Sometimes yesterday’s innovation becomes today’s burden. That’s true, to a large extent, with plastic. The plastics industry came into its own during World War II, capitalizing on the material’s pliability to make synthetic goods, which helped conserve natural resources for the war effort. The use of plastics in consumer products surged after the conflict — culminating in the scene from the iconic 1967 film “The Graduate”, in which Dustin Hoffman receives employment advice from a friend’s parent at his college graduation party: “I want to say one word to you. Just one word. Plastics.”
The plastics boom might indeed have shaped the ’70s and subsequent decades, but Mr. McGuire — the corporate executive and advice-giver in the movie — was not farsighted enough to predict the heavy toll our reliance on plastics is taking on the environment. Imagine dumping a New York City garbage truck’s worth of plastic into the ocean every minute, every day, for a year. That’s how much plastic waste makes its way into our seas.
In the ViPER (Vilas Pol Energy Research) lab at Purdue, we’re working on a way to upcycle this ubiquitous material. The key lies in the molecular structure of the plastic itself. Polyethylene is one of the most prevalent plastics, used in grocery bags and a variety of consumer, industrial and medical products. One molecule is a long chain of carbon atoms, with two hydrogen atoms attached to each carbon atom. If you can upcycle the polyethylene back to carbon, you can close the loop on use and reuse. However, there’s a problem: the processes that achieve this are lengthy, inefficient and expensive.
We found an easier, more efficient way to get hold of the carbon. We immerse plastic bags in sulfuric acid, and then heat the mixture under pressure to just below polyethylene’s melting temperature. This sulfuric acid treatment, known as sulfonation, leads to a compound that can withstand the much higher temperatures required to hold the carbon.
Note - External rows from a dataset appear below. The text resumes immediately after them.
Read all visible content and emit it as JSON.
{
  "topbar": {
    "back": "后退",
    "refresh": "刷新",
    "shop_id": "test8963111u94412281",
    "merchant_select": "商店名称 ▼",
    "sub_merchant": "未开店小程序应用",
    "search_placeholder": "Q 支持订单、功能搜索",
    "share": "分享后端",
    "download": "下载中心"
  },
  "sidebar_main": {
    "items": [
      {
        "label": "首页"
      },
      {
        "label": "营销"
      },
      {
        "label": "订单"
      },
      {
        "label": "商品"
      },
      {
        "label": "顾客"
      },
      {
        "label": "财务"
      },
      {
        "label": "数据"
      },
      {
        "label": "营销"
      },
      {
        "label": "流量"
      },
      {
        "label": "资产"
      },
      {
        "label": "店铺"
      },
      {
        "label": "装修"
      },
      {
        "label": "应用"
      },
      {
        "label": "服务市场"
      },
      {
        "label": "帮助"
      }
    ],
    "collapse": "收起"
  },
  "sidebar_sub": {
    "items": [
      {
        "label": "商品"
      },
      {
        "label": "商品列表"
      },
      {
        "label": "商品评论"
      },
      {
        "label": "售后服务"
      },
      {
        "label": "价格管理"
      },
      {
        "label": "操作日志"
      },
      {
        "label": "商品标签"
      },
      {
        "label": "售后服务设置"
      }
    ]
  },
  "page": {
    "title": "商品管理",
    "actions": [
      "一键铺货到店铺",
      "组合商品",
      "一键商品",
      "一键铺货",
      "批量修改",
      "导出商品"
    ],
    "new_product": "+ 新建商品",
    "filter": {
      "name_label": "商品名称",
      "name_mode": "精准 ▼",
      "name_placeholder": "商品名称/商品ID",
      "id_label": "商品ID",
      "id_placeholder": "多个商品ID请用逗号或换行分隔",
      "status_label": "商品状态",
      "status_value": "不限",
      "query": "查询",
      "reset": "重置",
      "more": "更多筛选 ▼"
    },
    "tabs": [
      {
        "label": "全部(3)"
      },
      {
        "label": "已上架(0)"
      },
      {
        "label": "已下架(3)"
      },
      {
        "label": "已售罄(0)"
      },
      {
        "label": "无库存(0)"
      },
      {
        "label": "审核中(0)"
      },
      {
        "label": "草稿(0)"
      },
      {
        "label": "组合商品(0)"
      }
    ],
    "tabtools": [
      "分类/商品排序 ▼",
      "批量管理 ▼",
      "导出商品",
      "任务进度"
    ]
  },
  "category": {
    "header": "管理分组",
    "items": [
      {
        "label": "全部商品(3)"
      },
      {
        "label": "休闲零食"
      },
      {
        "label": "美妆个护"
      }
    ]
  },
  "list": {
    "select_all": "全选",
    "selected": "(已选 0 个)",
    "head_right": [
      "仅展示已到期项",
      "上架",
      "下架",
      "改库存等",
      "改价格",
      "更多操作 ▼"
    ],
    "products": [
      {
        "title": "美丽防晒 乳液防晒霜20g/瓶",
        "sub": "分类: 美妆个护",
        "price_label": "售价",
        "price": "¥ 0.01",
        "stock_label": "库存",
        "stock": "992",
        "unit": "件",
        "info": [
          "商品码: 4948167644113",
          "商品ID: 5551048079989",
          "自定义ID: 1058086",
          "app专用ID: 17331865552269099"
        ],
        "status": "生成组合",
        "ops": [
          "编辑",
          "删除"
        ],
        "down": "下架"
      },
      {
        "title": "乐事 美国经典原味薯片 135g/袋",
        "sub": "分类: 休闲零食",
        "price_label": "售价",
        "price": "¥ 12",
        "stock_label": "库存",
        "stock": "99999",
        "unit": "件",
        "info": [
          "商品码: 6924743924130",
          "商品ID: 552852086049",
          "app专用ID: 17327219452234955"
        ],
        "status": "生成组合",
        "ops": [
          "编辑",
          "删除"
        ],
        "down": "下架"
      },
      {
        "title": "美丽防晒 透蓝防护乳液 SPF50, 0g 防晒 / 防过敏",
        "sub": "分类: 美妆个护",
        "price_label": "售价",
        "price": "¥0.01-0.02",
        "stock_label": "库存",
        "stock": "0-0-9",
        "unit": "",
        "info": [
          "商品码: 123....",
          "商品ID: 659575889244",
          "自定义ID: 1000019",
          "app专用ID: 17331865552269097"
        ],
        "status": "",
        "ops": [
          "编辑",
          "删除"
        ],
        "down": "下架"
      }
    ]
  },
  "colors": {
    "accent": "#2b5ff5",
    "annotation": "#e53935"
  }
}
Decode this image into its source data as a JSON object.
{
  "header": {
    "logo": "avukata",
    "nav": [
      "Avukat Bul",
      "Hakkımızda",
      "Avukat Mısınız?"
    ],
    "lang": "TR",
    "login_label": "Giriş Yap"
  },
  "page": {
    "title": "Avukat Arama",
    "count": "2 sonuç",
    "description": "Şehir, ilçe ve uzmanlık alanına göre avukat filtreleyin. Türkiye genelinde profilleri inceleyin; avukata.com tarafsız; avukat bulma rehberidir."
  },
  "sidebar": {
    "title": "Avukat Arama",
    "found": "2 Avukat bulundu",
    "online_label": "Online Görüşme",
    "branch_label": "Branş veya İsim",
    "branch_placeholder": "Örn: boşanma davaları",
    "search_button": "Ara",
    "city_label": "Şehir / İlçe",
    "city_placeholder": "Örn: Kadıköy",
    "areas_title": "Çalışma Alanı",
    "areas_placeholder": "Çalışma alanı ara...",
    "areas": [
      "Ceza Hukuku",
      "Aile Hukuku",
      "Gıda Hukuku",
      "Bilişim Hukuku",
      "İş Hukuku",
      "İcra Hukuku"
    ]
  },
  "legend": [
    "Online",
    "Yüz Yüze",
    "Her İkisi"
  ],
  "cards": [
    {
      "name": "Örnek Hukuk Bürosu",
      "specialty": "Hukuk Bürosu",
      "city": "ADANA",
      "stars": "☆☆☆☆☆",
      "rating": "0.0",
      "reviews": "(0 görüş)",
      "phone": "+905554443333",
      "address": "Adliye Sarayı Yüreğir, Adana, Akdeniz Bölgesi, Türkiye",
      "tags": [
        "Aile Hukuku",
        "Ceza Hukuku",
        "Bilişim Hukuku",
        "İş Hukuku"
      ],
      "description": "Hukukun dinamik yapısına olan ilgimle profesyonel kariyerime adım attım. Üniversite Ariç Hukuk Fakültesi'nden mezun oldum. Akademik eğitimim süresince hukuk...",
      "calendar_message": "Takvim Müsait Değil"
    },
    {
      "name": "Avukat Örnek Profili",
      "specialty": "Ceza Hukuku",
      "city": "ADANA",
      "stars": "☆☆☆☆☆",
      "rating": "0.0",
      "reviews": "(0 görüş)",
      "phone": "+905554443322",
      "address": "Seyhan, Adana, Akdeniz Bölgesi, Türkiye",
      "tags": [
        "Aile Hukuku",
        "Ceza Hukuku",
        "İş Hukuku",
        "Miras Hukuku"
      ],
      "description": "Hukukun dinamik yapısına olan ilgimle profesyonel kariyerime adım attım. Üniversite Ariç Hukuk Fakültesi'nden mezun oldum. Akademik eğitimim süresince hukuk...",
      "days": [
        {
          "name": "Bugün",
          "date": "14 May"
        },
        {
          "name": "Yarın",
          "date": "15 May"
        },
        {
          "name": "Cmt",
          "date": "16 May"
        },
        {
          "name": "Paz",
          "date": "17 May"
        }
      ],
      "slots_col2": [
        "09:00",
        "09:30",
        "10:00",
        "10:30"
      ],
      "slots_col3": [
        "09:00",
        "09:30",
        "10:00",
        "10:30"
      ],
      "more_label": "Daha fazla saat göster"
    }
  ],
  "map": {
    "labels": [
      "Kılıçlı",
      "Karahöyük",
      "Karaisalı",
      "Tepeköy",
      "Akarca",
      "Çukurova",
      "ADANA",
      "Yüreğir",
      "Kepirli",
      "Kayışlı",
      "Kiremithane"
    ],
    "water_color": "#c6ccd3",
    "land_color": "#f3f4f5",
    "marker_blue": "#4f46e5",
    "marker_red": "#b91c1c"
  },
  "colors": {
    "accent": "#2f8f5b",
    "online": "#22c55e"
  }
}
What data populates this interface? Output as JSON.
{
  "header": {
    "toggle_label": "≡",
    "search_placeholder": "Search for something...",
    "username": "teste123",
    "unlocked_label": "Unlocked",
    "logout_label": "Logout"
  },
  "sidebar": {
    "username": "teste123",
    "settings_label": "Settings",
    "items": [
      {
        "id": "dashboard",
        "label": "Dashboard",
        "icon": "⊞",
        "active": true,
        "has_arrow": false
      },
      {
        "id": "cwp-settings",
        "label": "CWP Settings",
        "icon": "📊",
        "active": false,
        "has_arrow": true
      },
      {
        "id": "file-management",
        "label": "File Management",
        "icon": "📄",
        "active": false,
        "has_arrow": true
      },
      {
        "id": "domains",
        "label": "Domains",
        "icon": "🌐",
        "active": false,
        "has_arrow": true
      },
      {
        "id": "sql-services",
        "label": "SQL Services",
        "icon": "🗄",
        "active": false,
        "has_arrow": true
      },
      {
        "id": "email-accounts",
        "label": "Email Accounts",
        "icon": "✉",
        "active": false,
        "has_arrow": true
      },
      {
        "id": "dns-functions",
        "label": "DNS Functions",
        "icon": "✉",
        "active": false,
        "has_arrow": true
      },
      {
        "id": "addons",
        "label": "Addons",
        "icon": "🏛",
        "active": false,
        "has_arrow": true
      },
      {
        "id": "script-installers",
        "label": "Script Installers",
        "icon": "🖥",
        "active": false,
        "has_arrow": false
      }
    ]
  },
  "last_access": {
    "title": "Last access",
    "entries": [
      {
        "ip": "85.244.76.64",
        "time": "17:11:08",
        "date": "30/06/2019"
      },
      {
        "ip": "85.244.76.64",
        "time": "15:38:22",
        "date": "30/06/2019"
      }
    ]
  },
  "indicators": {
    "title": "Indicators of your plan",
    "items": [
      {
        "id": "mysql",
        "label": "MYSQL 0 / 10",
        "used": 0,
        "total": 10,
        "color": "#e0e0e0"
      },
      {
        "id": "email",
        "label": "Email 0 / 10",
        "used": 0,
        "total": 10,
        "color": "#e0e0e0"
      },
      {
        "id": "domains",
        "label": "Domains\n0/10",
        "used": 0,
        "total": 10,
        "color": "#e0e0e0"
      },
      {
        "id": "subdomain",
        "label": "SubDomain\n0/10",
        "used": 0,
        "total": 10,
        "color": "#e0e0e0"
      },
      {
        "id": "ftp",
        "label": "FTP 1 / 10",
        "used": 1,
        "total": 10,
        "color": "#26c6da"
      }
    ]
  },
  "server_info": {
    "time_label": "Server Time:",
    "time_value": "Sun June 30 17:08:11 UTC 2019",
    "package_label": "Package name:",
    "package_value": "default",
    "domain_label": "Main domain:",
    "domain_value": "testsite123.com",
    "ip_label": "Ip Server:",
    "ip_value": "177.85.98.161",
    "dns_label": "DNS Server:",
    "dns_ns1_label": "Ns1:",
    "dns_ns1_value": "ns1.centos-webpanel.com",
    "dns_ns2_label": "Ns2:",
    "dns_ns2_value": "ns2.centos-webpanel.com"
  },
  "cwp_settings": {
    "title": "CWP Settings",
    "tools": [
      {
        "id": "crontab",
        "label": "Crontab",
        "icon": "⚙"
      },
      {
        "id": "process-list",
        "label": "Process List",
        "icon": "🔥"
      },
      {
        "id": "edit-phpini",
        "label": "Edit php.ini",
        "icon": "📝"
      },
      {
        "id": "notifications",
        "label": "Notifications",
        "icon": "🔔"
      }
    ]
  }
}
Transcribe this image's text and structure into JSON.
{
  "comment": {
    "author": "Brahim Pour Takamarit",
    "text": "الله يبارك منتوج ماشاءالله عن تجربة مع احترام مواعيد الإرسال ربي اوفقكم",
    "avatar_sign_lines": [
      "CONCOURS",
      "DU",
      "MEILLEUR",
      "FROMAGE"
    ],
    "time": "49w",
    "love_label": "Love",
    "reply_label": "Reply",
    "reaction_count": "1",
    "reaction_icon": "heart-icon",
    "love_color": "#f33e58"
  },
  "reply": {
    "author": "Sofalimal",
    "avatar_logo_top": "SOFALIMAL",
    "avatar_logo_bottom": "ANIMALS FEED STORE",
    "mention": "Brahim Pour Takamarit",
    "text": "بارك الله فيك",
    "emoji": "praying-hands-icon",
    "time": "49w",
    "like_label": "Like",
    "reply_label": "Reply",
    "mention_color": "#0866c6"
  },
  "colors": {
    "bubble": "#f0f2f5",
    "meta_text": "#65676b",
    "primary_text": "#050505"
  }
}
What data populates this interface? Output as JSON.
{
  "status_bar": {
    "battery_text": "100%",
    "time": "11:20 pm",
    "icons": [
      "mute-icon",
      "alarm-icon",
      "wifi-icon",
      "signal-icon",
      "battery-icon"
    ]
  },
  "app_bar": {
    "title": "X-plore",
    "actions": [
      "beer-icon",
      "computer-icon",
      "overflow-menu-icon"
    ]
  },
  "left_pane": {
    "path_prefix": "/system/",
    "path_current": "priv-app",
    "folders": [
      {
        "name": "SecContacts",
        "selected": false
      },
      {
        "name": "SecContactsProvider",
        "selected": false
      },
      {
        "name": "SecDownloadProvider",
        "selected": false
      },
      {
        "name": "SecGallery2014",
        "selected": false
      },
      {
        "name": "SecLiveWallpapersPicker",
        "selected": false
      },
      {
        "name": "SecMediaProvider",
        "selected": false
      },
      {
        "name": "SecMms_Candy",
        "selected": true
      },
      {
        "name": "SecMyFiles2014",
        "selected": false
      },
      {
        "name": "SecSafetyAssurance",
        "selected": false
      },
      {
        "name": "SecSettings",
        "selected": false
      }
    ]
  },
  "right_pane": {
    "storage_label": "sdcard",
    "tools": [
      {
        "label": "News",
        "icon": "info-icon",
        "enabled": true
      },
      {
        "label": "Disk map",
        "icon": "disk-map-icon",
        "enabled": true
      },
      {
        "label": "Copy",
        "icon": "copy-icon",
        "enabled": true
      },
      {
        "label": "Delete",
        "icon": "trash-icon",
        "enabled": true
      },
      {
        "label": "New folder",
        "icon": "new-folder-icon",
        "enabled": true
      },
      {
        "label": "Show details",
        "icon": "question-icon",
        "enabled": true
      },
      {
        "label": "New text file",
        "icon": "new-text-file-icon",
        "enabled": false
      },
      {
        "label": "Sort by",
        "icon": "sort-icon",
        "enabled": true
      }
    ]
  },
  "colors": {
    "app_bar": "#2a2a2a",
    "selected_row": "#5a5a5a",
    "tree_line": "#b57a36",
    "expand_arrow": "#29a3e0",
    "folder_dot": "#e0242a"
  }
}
We then heat the sulfonated polyethylene at 500–700° C in an inert atmosphere to extract pure carbon. We repurpose the freed carbon in our lab — which specializes in electrode materials preparation and battery fabrication — to manufacture anodes (the negative terminals) for lithium-ion batteries. These rechargeable batteries have applications ranging from remote-controlled devices to smartphones, electric vehicles and more.
There’s a plot twist. Many cell phone batteries require the mining of precious earth elements — materials that are ethically challenging to source. Turns out, the ability to upcycle plastic waste into usable battery components could make significant inroads into the sustainability pathway of more than just one consumable product.
We still face challenges. Sulfuric acid is not a very safe chemical, but we chose it because we needed a solvent that would react with plastic, which is very stable. Industry regularly works with sulfuric acid — to refine metals, manufacture fertilizers and produce other chemicals — so I’m confident we can find a solution that mitigates the risk.
We also need to address the issue of scale. We conducted our experiments in small laboratory reactors, and must migrate the process to larger industrial reactors, as well as justify the economics. The good news is, I don’t see too many hurdles in the path to larger-scale adoption.
For now, breaking up the menace that is polyethylene — and in the process generating something useful as a byproduct — is a significant step in the right direction. Mr. McGuire’s advice might not resonate the way it once did, and decades later, we’re still trying to find our way to a sustainable lifestyle. But every drop in the bucket helps, and we’re convinced this is a big one.
by Vilas Pol, PhD
Associate Professor, School of Chemical Engineering and School of Materials Engineering; Affiliate of Environmental and Ecological Engineering; and head of the ViPER (Vilas Pol Energy Research) Group and Laboratory, Purdue University